Why, indeed, when a car is so obviously full of vitality. I’m sitting behind the surprisingly small steering wheel as we head down the motorway from Glasgow towards Moffat, marvelling at the numbers on the dial scales. Smiths can’t have made many speedometers calibrated to 200mph, or oil pressure gauges able to report 160 psi.
There are electric mirrors added by Mr Thomas, and an aftermarket Hella wiper delay switch, but otherwise all seems fairly standard. And that V8 is amazingly freerevving, shooting easily to the 6000rpm red line and clearly keen to go further. That’s the camshafts’ peakiness showing itself, as it does in the slight dyspepsia at very low revs. Beyond 1500rpm the Vantage pulls cleanly, but over 4000 is where it really takes off, with a rich vibrato bellow, a zone readily found via the long-throw but welloiled ZF gearchange with its dogleg first gear.
This is a big, wide and heavy car for the snaking, soaking A708 backroad to St Mary’s Loch that we’re now on but, thanks to quick, light steering and Aston Engineering’s interpretation of what a Vantage chassis should be, 11470 is surprisingly fleet-footed. I’m aware of the steering’s hefty assistance as it overcomes the selfcentring of that extra castor, there being some inertia and pushing-back within the system if you move the wheel quickly before the assistance catches up, but I can always feel what is happening under the front wheels.
Under the rear wheels, too, I discover as a squirt of power kicks the tail out on an especially slippery corner, easily countered with that quick steering. It would be fun to explore this a bit more, but today there is neither the space nor the grip for such amusement, even on modern (but correct-size) Kumho Ecsta STX rubber.

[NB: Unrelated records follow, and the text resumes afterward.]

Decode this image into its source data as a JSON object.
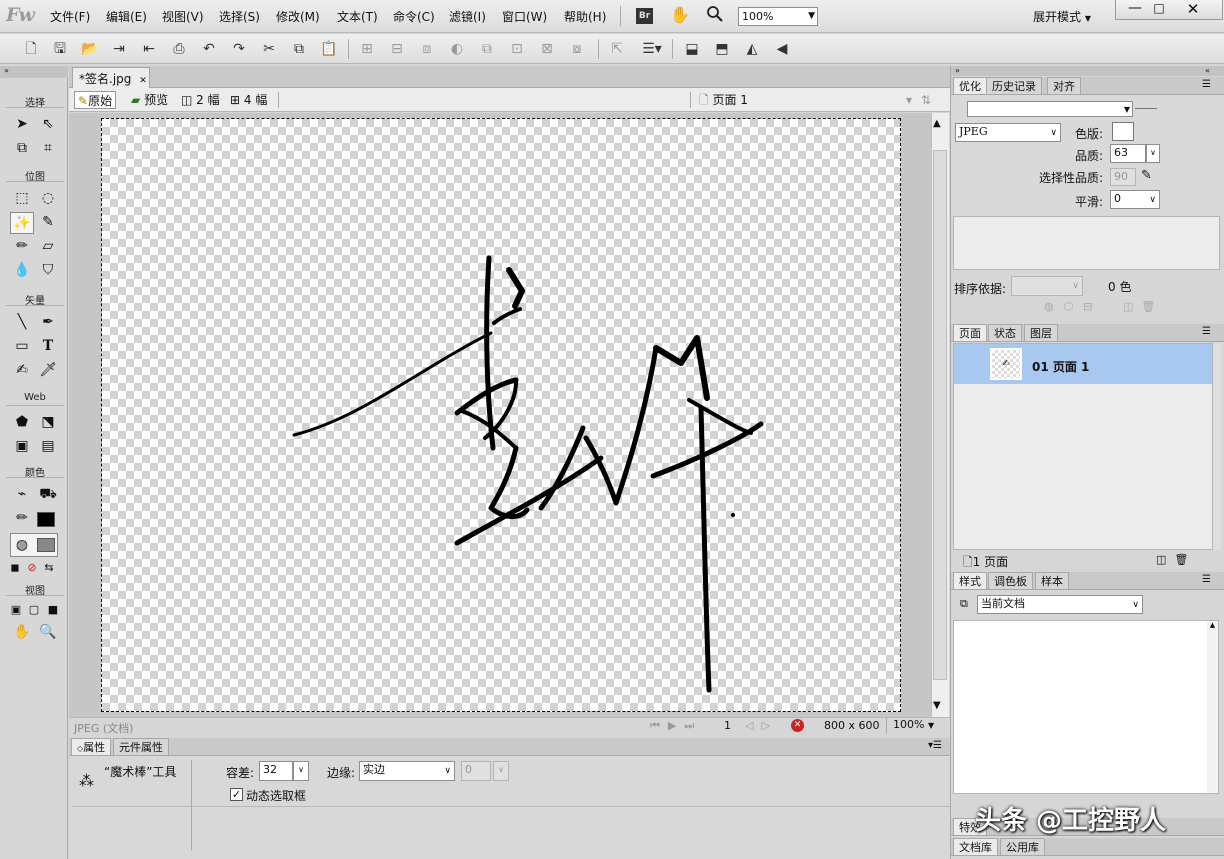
{
  "app": {
    "logo": "Fw"
  },
  "menu": [
    "文件(F)",
    "编辑(E)",
    "视图(V)",
    "选择(S)",
    "修改(M)",
    "文本(T)",
    "命令(C)",
    "滤镜(I)",
    "窗口(W)",
    "帮助(H)"
  ],
  "menubar": {
    "br_label": "Br",
    "zoom": "100%",
    "workspace": "展开模式"
  },
  "tools": {
    "section_select": "选择",
    "section_bitmap": "位图",
    "section_vector": "矢量",
    "section_web": "Web",
    "section_color": "颜色",
    "section_view": "视图",
    "text_tool_glyph": "T"
  },
  "document": {
    "tab_name": "*签名.jpg",
    "views": [
      "原始",
      "预览",
      "2 幅",
      "4 幅"
    ],
    "page_selector": "页面 1",
    "signature": "",
    "status_left": "JPEG (文档)",
    "frame": "1",
    "size": "800 x 600",
    "zoom": "100%"
  },
  "properties": {
    "tabs": [
      "属性",
      "元件属性"
    ],
    "tool_name": "“魔术棒”工具",
    "tolerance_label": "容差:",
    "tolerance_value": "32",
    "edge_label": "边缘:",
    "edge_value": "实边",
    "feather_value": "0",
    "live_marquee_label": "动态选取框",
    "live_marquee_checked": true
  },
  "optimize_panel": {
    "tabs": [
      "优化",
      "历史记录",
      "对齐"
    ],
    "format": "JPEG",
    "matte_label": "色版:",
    "quality_label": "品质:",
    "quality_value": "63",
    "selective_label": "选择性品质:",
    "selective_value": "90",
    "smoothing_label": "平滑:",
    "smoothing_value": "0",
    "sort_label": "排序依据:",
    "colors_count": "0 色"
  },
  "pages_panel": {
    "tabs": [
      "页面",
      "状态",
      "图层"
    ],
    "pages": [
      {
        "label": "01 页面 1"
      }
    ],
    "footer": "1 页面"
  },
  "styles_panel": {
    "tabs": [
      "样式",
      "调色板",
      "样本"
    ],
    "source": "当前文档"
  },
  "bottom_tabs": {
    "row1": "特效",
    "row2": [
      "文档库",
      "公用库"
    ]
  },
  "watermark": "头条 @工控野人",
  "colors": {
    "accent": "#a9c8f0",
    "stroke": "#000000",
    "close_red": "#cc2222"
  }
}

No matter. This is a lovely period piece, all the more usable for not being preciously restored. What matters more to Eric is the story it tells. ‘After I saw it in a magazine, it was my teenage dream car,’ he says. ‘Little did I know that, 40 years later, I’d own the very car.’